Cuba denies entry to OAS chief invited to a pro-democracy event

The Organization of American States Secretary-General Luis Almagro said Wednesday that the Cuban government denied him permission to enter the island to receive a human rights prize created to honor late dissident Oswaldo Paya.

Mexican ex-President Felipe Calderon and former Chilean Education Minister Maria Aylwin were denied entry to the island the day before. All three were invited by the Latin American Youth Network for Democracy, whose president is Paya's daughter.


In a letter to Paya's daughter, Rosa Maria, Almagro explained that the Cuban consulate in Washington informed him that he would not be granted a visa and that Cuban authorities considered the purpose of the visit to be an unacceptable provocation.

The OAS secretary-general also said the government in Havana had accused him of involvement in anti-Cuban activities.

"My only additional concern is to ensure there's no type of repression or reprisal against the event's organizers," the OAS chief said.

Cuban authorities have not responded to requests for comment.

Paya, the founder of the Christian Liberation Movement, died at the age of 60 in a car accident on July 22, 2012.

Cuban authorities blamed the crash on the driver of the vehicle carrying Paya, but the Paya family contends that the Cuban security services were involved in the dissident's death.

Paya emerged as a leading opposition figure in 2002, when he delivered more than 10,000 signed petitions calling for a referendum on democratization to Cuba's parliament.

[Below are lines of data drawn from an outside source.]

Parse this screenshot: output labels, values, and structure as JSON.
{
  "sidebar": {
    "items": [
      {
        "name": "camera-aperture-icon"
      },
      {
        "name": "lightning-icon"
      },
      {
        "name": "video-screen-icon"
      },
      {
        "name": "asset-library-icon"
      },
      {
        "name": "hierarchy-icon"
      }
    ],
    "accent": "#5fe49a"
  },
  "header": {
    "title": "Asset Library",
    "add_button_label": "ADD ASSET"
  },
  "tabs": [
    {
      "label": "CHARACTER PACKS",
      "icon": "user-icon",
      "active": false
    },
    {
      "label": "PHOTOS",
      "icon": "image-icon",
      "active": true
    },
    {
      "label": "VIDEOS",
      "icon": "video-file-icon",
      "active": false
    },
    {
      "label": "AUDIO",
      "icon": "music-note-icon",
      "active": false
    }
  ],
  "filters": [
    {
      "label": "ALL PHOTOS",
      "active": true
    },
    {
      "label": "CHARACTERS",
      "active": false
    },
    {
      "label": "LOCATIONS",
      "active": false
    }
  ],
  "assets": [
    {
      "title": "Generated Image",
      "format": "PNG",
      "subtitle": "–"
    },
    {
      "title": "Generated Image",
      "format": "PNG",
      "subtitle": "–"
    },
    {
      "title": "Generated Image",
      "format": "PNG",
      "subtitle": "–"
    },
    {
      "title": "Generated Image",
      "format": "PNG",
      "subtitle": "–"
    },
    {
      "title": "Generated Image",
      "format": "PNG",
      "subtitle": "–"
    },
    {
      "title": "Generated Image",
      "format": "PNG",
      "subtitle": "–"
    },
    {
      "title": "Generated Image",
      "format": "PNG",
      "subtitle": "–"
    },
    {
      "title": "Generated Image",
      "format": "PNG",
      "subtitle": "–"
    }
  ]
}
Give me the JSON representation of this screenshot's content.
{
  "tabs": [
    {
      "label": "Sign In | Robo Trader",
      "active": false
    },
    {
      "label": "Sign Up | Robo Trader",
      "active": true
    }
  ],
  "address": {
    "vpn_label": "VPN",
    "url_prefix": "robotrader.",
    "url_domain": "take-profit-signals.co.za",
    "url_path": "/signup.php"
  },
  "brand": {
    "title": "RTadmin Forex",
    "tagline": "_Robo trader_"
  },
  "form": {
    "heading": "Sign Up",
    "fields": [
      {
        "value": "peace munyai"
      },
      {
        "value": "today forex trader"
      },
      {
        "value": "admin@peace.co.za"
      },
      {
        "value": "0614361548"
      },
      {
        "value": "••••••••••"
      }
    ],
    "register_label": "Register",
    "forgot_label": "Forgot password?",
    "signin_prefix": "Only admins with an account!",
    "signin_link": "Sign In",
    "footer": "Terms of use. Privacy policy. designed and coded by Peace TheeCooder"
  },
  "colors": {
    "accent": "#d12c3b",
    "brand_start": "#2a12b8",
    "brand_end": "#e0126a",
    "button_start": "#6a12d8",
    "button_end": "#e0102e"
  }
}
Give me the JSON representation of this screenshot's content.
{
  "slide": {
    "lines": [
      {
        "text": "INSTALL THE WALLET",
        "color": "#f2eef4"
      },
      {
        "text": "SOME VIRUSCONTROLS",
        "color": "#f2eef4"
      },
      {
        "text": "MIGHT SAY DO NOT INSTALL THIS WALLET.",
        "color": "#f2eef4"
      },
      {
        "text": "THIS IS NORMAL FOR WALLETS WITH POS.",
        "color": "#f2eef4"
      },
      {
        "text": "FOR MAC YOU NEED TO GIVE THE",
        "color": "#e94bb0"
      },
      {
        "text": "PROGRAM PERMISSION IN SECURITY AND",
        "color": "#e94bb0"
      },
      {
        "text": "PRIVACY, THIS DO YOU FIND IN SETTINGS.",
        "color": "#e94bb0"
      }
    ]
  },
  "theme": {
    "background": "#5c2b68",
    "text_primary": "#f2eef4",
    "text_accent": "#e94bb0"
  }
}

He was also honored that year with the European Parliament's Sakharov Prize for Freedom of Thought.

EFE and AP contributed to this report.